You’re dealing with franchisees day in, day out, but you’re not a boss. So how can you be a good leader?
It's not about the title, it's the characteristics you exhibit, suggests the Huffington Post.
1. Be clear in your communications
Say what you mean. Don’t be a fence sitter or a people pleaser. Consider your style of communication and avoid the passive-aggressive approach.
Clear messages delivered in a way that your franchisees can understand will prove effective.
2. Be flexible
Keep the big picture in mind when you review franchisee operations and business performance. If there’s a right way to achieve an outcome, is it the only way? What would happen if your franchisees complied – but not 100 percent? Does their preferred method of reaching the results work more effectively for them?
There will be some non-negotiables in compliance but other areas of the business might be more flexible.
3. Be a listener
Franchisees – and other team members – have great ideas. Respectful listeners don’t cut people off mid-conversation. If you’re listening you might hear a great tip or process that could be incorporated into the network for everyone’s benefit.
4. Be a risk taker
We hear a lot about the importance of failure in business-building. It’s an entrepreneur’s life blood. But if you’re in a positive environment, taking a risk in your daily role can pay off, even if you’re not the boss.
We’re not advocating a devil-may-care approach – rather an evaluation of a situation, the potential and the risk, and then having the courage to take the step.
5. Admit your mistakes
Owning your mistakes is a sign of leadership. Rather than indulging in a blame-fest, admit your error and find a way to fix it. And if you need help, ask for it.
6. Stand by your franchisees
Back yourself, and back your franchisees. If they have genuine grievances that need addressing, be on their team and deal with it, or manage up if necessary.
7. Work hard and smart
US inventor Thomas Edison said more than a century ago “Genius is one percent inspiration, ninety-nine percent perspiration”.
You don’t have to be a genius to recognise that putting in the effort can be what distinguishes success from failure.
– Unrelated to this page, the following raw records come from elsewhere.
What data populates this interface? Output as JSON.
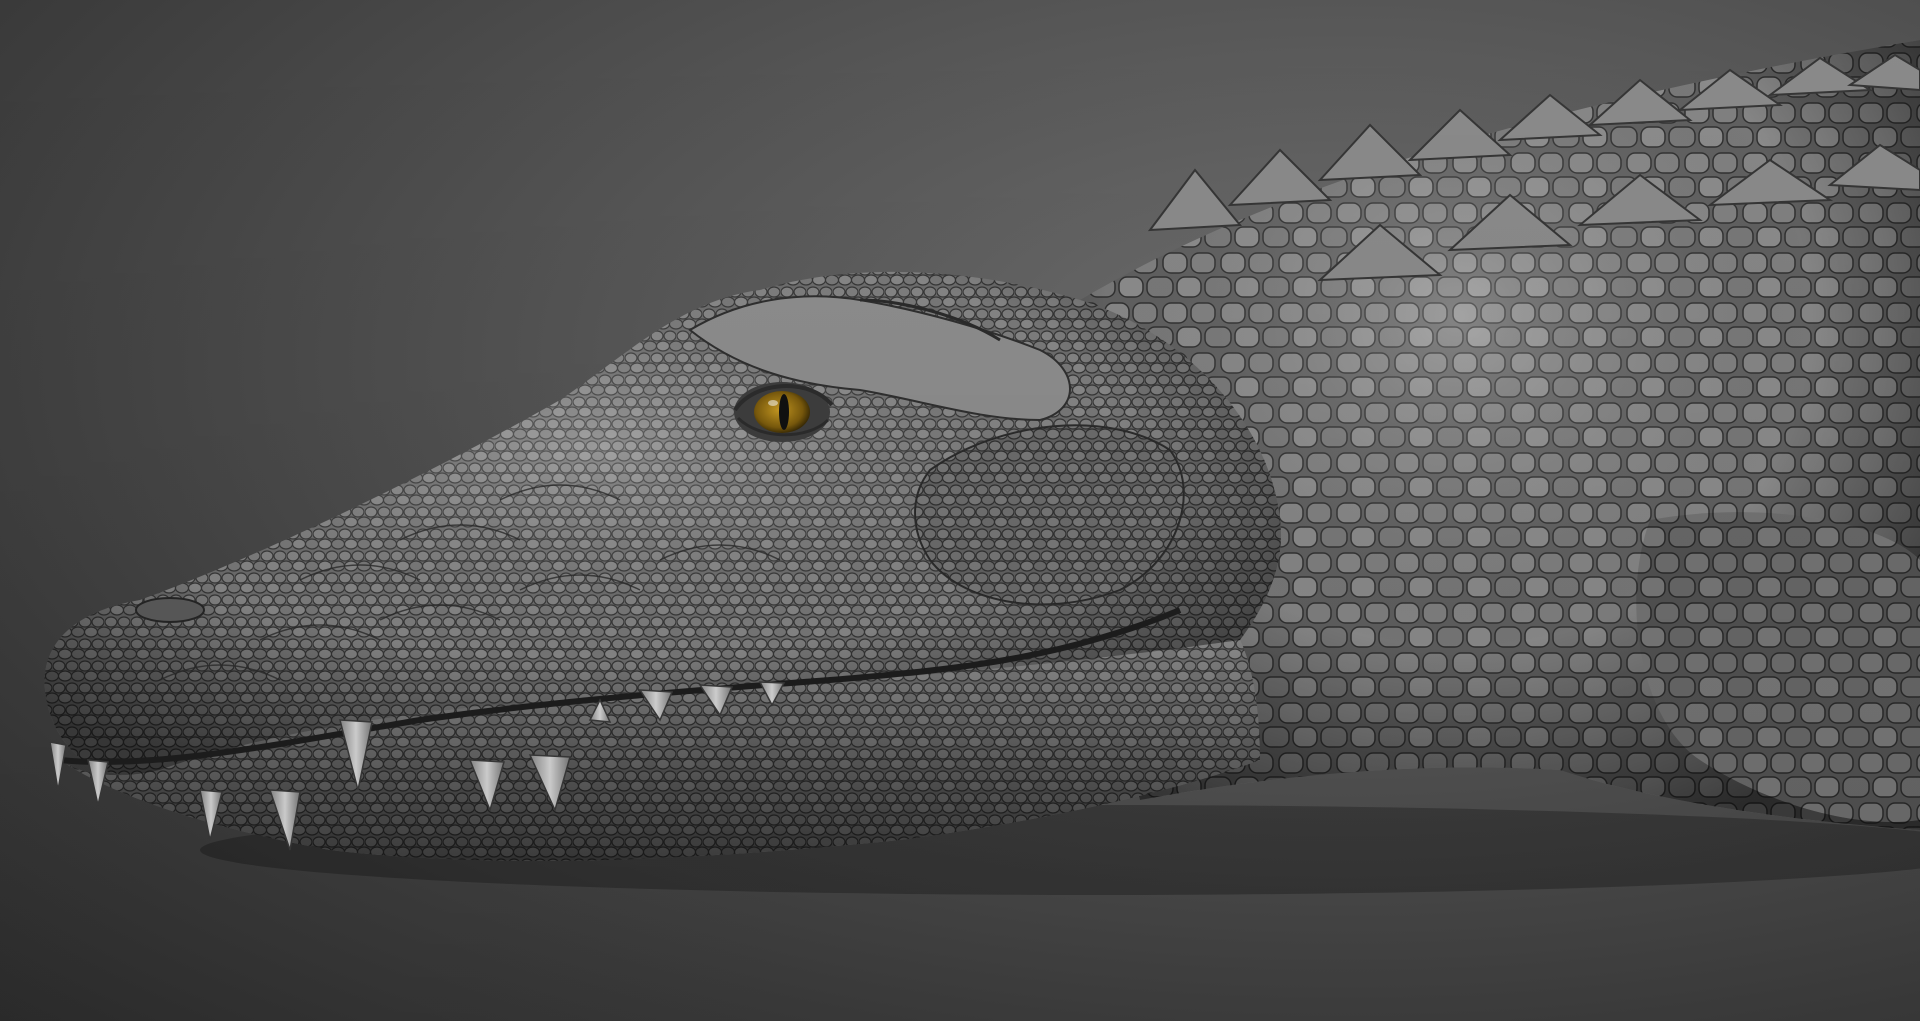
{
  "scene": {
    "subject": "crocodile-sculpt",
    "colors": {
      "background_center": "#6e6e6e",
      "background_edge": "#2e2e2e",
      "skin_light": "#9a9a9a",
      "skin_mid": "#6f6f6f",
      "skin_dark": "#3b3b3b",
      "eye_iris": "#8a6a10",
      "eye_pupil": "#111111",
      "teeth": "#c9c9c9"
    }
  }
}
Common phrases about success often relate to ownership and commitment:
- “I won’t wait for others to take the first step.”
- “If it is to be, it’s up to me.”
- “If not me, who?” If not now, when?”
In a 2012 letter to shareholders, Jeff Bezos, CEO of Amazon said “When we’re at our best, we don’t wait for external pressures.”
That applies equally well to individuals as it does to businesses.
Leaders run their own agenda.